Suite au tremblement de terre survenu mi-janvier, Pharmaciens Sans Frontières - Comité International a envoyé une équipe d'évaluation au Salvador, dont Martine Lecuyer, pharmacien canadien, et Loïc Aubry, administrateur - logisticien français, faisaient partie.
Quand nous arrivons le 20 janvier à San Salvador, les secours sont déjà mis en oeuvre et l'aide internationale afflue de toute part. Le Comité local d'Urgence (COEN) qui gère la situation nous oriente d'abord vers le tri des produits pharmaceutiques envoyés.
New efforts to enforce human rights laws in conflicts zones have failed to reduce civilian casualties. Yasmine Sherif argues that civilians need protection as well as material aid
The UN intervention and successive reconciliation attempts have done little to fill the civil vacuum in Somalia. Ali A. Jama argues that the international community should now let Somalia resolve its own problems
Ali A. Jama is a Somali-Canadian chemical engineer who works for a fertilizer company. He is also founder and manager of the website www.somaliawatch.org, which addresses Somali issues.
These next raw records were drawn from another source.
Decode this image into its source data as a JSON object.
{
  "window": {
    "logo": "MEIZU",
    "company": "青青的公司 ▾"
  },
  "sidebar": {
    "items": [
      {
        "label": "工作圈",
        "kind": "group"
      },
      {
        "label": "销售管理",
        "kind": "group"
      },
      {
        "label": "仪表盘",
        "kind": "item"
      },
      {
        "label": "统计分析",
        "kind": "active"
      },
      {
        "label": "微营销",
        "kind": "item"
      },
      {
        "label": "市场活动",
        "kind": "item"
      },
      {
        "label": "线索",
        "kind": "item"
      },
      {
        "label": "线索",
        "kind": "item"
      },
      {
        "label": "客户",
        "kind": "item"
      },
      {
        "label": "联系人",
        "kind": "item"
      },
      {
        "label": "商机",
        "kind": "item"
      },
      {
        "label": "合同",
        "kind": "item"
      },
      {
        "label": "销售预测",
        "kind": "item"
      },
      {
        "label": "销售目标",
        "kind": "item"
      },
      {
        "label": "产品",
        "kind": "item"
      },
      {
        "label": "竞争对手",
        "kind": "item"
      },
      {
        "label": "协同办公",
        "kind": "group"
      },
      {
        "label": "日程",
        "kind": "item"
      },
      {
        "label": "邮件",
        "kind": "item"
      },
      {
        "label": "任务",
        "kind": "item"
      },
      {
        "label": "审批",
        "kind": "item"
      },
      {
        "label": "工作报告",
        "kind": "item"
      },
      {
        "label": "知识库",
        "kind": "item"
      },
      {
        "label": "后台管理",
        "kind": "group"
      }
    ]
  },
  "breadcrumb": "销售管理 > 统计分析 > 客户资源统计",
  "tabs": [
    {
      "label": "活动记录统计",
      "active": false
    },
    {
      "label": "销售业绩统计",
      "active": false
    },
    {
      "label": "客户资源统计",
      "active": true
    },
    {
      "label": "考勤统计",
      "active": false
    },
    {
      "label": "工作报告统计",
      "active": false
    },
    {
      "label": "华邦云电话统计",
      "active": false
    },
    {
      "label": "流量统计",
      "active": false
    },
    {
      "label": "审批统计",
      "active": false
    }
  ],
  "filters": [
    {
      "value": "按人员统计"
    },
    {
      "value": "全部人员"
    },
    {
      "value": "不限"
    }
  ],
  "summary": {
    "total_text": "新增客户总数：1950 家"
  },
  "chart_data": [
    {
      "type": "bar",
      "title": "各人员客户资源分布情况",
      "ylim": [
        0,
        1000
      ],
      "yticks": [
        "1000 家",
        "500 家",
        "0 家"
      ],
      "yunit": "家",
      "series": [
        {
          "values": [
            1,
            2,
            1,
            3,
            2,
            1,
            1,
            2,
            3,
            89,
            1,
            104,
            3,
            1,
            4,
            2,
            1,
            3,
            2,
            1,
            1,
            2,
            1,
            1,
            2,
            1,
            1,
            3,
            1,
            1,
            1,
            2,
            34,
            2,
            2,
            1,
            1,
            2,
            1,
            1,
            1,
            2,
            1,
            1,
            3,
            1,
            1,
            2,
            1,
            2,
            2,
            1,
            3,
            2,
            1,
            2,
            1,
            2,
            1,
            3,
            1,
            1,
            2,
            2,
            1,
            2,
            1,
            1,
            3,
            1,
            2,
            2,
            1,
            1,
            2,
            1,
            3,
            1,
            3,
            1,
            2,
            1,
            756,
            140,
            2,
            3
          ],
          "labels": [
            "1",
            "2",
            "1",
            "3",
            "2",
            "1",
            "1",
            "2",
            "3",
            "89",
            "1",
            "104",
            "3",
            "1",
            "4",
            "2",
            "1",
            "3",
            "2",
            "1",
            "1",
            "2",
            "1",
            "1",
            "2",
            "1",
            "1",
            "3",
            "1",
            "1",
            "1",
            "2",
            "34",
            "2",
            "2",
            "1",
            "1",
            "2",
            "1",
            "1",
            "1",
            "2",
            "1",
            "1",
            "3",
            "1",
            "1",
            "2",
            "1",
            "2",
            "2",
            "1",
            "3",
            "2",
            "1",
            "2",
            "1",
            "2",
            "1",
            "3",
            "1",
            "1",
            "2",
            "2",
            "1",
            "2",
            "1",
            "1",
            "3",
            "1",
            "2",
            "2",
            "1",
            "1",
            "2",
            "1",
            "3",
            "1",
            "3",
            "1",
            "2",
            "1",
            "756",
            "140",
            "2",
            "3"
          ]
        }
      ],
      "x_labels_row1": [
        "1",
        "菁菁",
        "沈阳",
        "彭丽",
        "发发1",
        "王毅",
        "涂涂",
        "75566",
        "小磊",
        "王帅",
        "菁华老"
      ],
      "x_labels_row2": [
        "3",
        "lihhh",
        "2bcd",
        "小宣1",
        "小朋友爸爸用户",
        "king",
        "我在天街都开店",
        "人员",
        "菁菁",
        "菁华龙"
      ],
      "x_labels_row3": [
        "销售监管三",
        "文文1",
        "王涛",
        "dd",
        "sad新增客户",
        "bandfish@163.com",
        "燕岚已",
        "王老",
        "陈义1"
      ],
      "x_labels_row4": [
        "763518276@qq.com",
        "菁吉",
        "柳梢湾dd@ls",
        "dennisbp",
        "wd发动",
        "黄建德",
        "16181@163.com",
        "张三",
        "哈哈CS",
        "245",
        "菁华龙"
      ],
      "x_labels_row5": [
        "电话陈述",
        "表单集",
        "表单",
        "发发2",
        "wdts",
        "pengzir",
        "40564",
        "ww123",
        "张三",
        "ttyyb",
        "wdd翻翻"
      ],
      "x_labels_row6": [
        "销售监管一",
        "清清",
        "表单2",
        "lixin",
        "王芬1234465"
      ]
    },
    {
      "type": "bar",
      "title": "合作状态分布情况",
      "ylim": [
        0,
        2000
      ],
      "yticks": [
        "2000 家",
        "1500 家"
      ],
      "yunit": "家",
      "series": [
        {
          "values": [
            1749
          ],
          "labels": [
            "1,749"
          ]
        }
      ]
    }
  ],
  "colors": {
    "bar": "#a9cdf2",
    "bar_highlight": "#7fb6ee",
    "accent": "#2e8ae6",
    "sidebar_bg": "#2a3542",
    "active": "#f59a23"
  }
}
Somalia has experienced the longest period of statelessness in the contemporary world.
Country File by Abdullah Mohammoud
Lionel Rosenblatt looks at ways of removing the four main barriers to more effective conflict prevention
Lionel Rosenblatt is the President of Refugees International and a leading advocate of improved early warning of humanitarian catastrophes. This article was written in cooperation with Larry Thompson, Director of Advocacy at Refugees International.
I first visited Albania in June 1998, at the very beginning of the Kosovo crisis.
Interview with Aldo Ajello
The Economist ran mid-year a cover story on Africa entitled "The Hopeless Continent" that reflected the views of many in the West. But is this fair? Renee Storteboom insists it is not and argues that there are reasons to be positive
Renee Storteboom is the project manager of InterAfrica Group's programme to help the process of peace, economic reform and democratic development in Ethiopia.
If you agree with the sentiments of The Economist, then I live in one of the most hopeless countries in the hopeless continent: Ethiopia.
The Iraqi population have suffered tremendously after nine years of economic sanctions. Mortality among children under five has doubled. The Oil for Food Programme has brought limited relief, but only NGOs can make it pay off argue Richard Garfield and Kwesi Dugbatey
Richard Garfield is a Professor of Clinical International Nursing at Columbia University, and Kwesi Dugbatey is an Assistant Professor at St. Louis University School of Public Health.
Iraq's backward slide in health and human development has been dramatic.
Providing shelter is the new multi-million-dollar cutting edge of emergency response, report Nick Cater, Keith Ashton and Brenda Puech. But the Kosovo crisis has shown how complex the challenges of housing the survivors of disaster can be
Architect Keith Ashton worked in Kosovo on reconstruction projects as an implementing agency staffer and a consultant to the donor community.
Nick Cater is an international business and communications consultant with a focus on aid, procurement and business in the developing world.